FireSmart is a shared responsibility. It is about living in a fire-prone ecosystem and taking the necessary steps to protect your family, property, and community from wildfire.
Over time, FireSmart principles have shown that they are effective at reducing the risk related to losses in the most extreme wildfire conditions. With a few simple steps, you can contribute to increasing your property, neighbourhood, and community resiliency to wildfire.
You and your neighbours can reduce wildfire hazards by following simple, preventative steps. Learn how wildfires spread, how the terrain may change this, and how FireSmart practices can help minimize damage.
Wildland fires are a natural part of most wildland ecosystems in Canada. An increasing number of homes are built in or on the boundary of these wildland areas—this is known as the wildland/urban interface. Homeowners building and living in the wildland/urban interface must take special precautions to protect their lives and property.

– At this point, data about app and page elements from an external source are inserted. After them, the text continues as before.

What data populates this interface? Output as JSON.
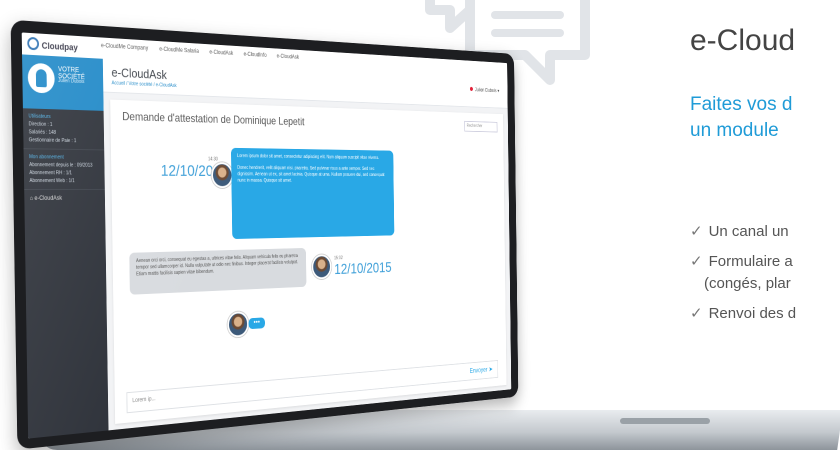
{
  "marketing": {
    "title": "e-Cloud",
    "subtitle_line1": "Faites vos d",
    "subtitle_line2": "un module",
    "features": [
      {
        "line1": "Un canal un",
        "line2": ""
      },
      {
        "line1": "Formulaire a",
        "line2": "(congés, plar"
      },
      {
        "line1": "Renvoi des d",
        "line2": ""
      }
    ]
  },
  "app": {
    "logo": "Cloudpay",
    "tabs": [
      "e-CloudMe Company",
      "e-CloudMe Salaria",
      "e-CloudAsk",
      "e-CloudInfo",
      "e-CloudAsk"
    ],
    "sidebar": {
      "company": "VOTRE SOCIÉTÉ",
      "user": "Julien Dubois",
      "section1_title": "Utilisateurs",
      "section1_items": [
        "Direction : 1",
        "Salariés : 148",
        "Gestionnaire de Paie : 1"
      ],
      "section2_title": "Mon abonnement",
      "section2_items": [
        "Abonnement depuis le : 09/2013",
        "Abonnement RH : 1/1",
        "Abonnement Web : 1/1"
      ],
      "nav_item": "e-CloudAsk"
    },
    "header": {
      "title": "e-CloudAsk",
      "breadcrumb": "Accueil / Votre société / e-CloudAsk",
      "user": "Julien Dubois"
    },
    "request": {
      "title": "Demande d'attestation de Dominique Lepetit",
      "search_placeholder": "Rechercher",
      "msg1_date": "12/10/2015",
      "msg1_time": "14:30",
      "msg1_text_a": "Lorem ipsum dolor sit amet, consectetur adipiscing elit. Nam aliquam suscipit vitae viverra.",
      "msg1_text_b": "Donec hendrerit, velit aliquam nisi. pharetra. Sed pulvinar risus a ante semper. Sed nec dignissim. Aenean ut ex, sit amet lacinia. Quisque at urna. Nullam posuere dui, sed consequat nunc in massa. Quisque sit amet.",
      "msg2_date": "12/10/2015",
      "msg2_time": "15:02",
      "msg2_text": "Aenean orci orci, consequat eu egestas a, ultrices vitae felis. Aliquam vehicula felis eu pharetra tempor sed ullamcorper id. Nulla vulputate ut odio nec finibus. Integer placerat facilisis volutpat. Etiam mattis facilisis sapien vitae bibendum.",
      "typing": "•••",
      "composer_placeholder": "Lorem ip...",
      "send_label": "Envoyer"
    }
  },
  "colors": {
    "accent": "#1f9bd7",
    "bubble": "#29a8e6",
    "sidebar": "#2c3038"
  }
}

- Identify and map wildfire threat ratings for the wildland-urban interface;
- Discuss and identify with community stakeholders measures that should be taken to mitigate those risks; and
- Outline a plan of action to implement those measures.

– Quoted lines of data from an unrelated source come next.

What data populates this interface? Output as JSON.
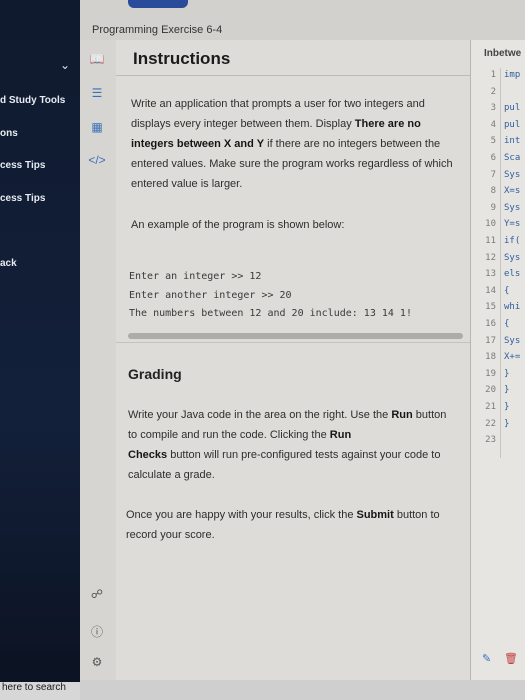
{
  "sidebar": {
    "items": [
      {
        "label": "d Study Tools"
      },
      {
        "label": "ons"
      },
      {
        "label": "cess Tips"
      },
      {
        "label": "cess Tips"
      },
      {
        "label": "ack"
      }
    ],
    "search_text": "here to search"
  },
  "header": {
    "exercise_title": "Programming Exercise 6-4"
  },
  "main": {
    "title": "Instructions",
    "para1_a": "Write an application that prompts a user for two integers and displays every integer between them. Display ",
    "para1_b": "There are no integers between X and Y",
    "para1_c": " if there are no integers between the entered values. Make sure the program works regardless of which entered value is larger.",
    "para2": "An example of the program is shown below:",
    "code_lines": [
      "Enter an integer >> 12",
      "Enter another integer >> 20",
      "The numbers between 12 and 20 include: 13 14 1!"
    ],
    "grading_title": "Grading",
    "grading_a": "Write your Java code in the area on the right. Use the ",
    "grading_run": "Run",
    "grading_b": " button to compile and run the code. Clicking the ",
    "grading_run2": "Run",
    "grading_checks": "Checks",
    "grading_c": " button will run pre-configured tests against your code to calculate a grade.",
    "submit_a": "Once you are happy with your results, click the ",
    "submit_b": "Submit",
    "submit_c": " button to record your score."
  },
  "editor": {
    "tab": "Inbetwe",
    "lines": [
      {
        "n": "1",
        "t": "imp"
      },
      {
        "n": "2",
        "t": ""
      },
      {
        "n": "3",
        "t": "pul"
      },
      {
        "n": "4",
        "t": "pul"
      },
      {
        "n": "5",
        "t": "int"
      },
      {
        "n": "6",
        "t": "Sca"
      },
      {
        "n": "7",
        "t": "Sys"
      },
      {
        "n": "8",
        "t": "X=s"
      },
      {
        "n": "9",
        "t": "Sys"
      },
      {
        "n": "10",
        "t": "Y=s"
      },
      {
        "n": "11",
        "t": "if("
      },
      {
        "n": "12",
        "t": "Sys"
      },
      {
        "n": "13",
        "t": "els"
      },
      {
        "n": "14",
        "t": "{"
      },
      {
        "n": "15",
        "t": "whi"
      },
      {
        "n": "16",
        "t": "{"
      },
      {
        "n": "17",
        "t": "Sys"
      },
      {
        "n": "18",
        "t": "X+="
      },
      {
        "n": "19",
        "t": "}"
      },
      {
        "n": "20",
        "t": "}"
      },
      {
        "n": "21",
        "t": "}"
      },
      {
        "n": "22",
        "t": "}"
      },
      {
        "n": "23",
        "t": ""
      }
    ]
  },
  "icons": {
    "book": "book-icon",
    "list": "list-icon",
    "chart": "chart-icon",
    "code": "code-icon",
    "share": "share-icon",
    "help": "help-icon",
    "settings": "settings-icon"
  }
}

The measures and actions identified in this plan can reduce the devastating effects of wildfire. Although the wildfire threat rating for the plan area has been determined to be moderate, there are critical conditions that do occur that will create high intensity, potentially devastating urban interface fires when properties and lives are at great risk. There are many examples throughout the province of large, intense fires that have occurred in the wildland-urban interface: the danger to lives and the damage caused have been significant.

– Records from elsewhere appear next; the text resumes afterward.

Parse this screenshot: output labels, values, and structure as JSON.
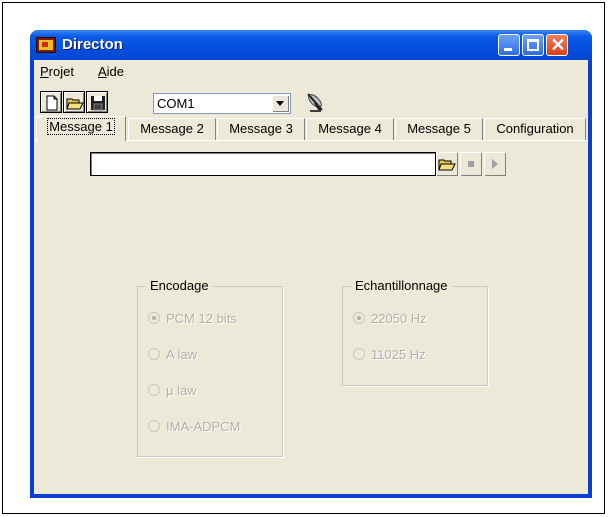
{
  "window": {
    "title": "Directon"
  },
  "menu": {
    "projet": "Projet",
    "aide": "Aide"
  },
  "toolbar": {
    "new_icon": "new-document-icon",
    "open_icon": "open-folder-icon",
    "save_icon": "save-disk-icon",
    "port_value": "COM1",
    "connect_icon": "satellite-dish-icon"
  },
  "tabs": [
    {
      "label": "Message 1",
      "active": true
    },
    {
      "label": "Message 2",
      "active": false
    },
    {
      "label": "Message 3",
      "active": false
    },
    {
      "label": "Message 4",
      "active": false
    },
    {
      "label": "Message 5",
      "active": false
    },
    {
      "label": "Configuration",
      "active": false
    }
  ],
  "file": {
    "path_value": "",
    "browse_icon": "open-folder-icon",
    "stop_icon": "stop-icon",
    "play_icon": "play-icon"
  },
  "encodage": {
    "title": "Encodage",
    "options": [
      {
        "label": "PCM 12 bits",
        "selected": true
      },
      {
        "label": "A law",
        "selected": false
      },
      {
        "label": "µ law",
        "selected": false
      },
      {
        "label": "IMA-ADPCM",
        "selected": false
      }
    ]
  },
  "echantillonnage": {
    "title": "Echantillonnage",
    "options": [
      {
        "label": "22050 Hz",
        "selected": true
      },
      {
        "label": "11025 Hz",
        "selected": false
      }
    ]
  },
  "colors": {
    "titlebar": "#0a5ce8",
    "client": "#ece9d8",
    "disabled_text": "#b0b0a8"
  }
}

It is the responsibility of local governments, the province, and the home owner to review the potential hazards and make changes that will reduce the effects of wildfires within the interface. There are many actions summarized in this plan that can be done to fire-proof our communities. They all begin with a proactive prevention program, planning and preparing for a fire occurence, and reducing hazards where they exist.